These captions were then rated by independent judges for funniness, without knowing anything about the person who had written the caption, including their sex. 

The researchers then calculated sex differences on the combined sample and found that 63% of men score above the mean humour ability of women, meaning that men were, overall, rated funnier than women.

They then looked for a long list of possible confounding variables that might explain the difference - the countries where the data come from, the sex of the authors doing the research, age of participants, whether there were more men or women judging the humour—none of it made a difference in their analysis.

Dr Greengross added: “This means that to the best of our knowledge, on average, men appear to have higher humour production ability than women. That said, the fact that men, on average, appear to be funnier than women, does not imply that every single man is funnier than every single woman.

“Why would men have higher humour ability than women on average? It is possible that the view that women are less funny is so pervasive that societal forces discourage girls and women from developing and expressing their humour, making a woman less likely to be perceived as funny. There is, however, minimal evidence to support the view that our society suppresses women from producing and exhibiting humour.

“On the other hand, the evidence does suggest that humour plays a major role in mating, with a strong evolutionary basis. Humour is strongly correlated with intelligence, which explains why women value men with a great sense of humour, as intelligence was crucial for survival throughout our evolutionary history when we mostly lived in hunter-gatherer groups.”

“Men, on the other hand, prefer women who laugh at their humour. That means that over our evolutionary history, men likely had to compete harder with other men to impress women with their sense of humour. Plenty of evidence supports this view, showing how important it is for women to find a man with a great sense of humour, while men generally do not place a high value on women's humour production ability.”

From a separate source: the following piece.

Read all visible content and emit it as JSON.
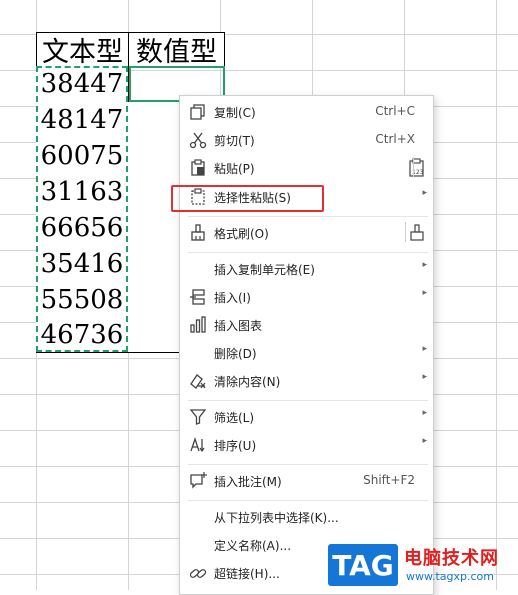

Sex differences in humor production ability: A meta-analysisis published by the Journal of Research in Personality.

A blog published by Dr Gil Greengross Are Men Really Funnier Than Women? Is published online in Psychology Today.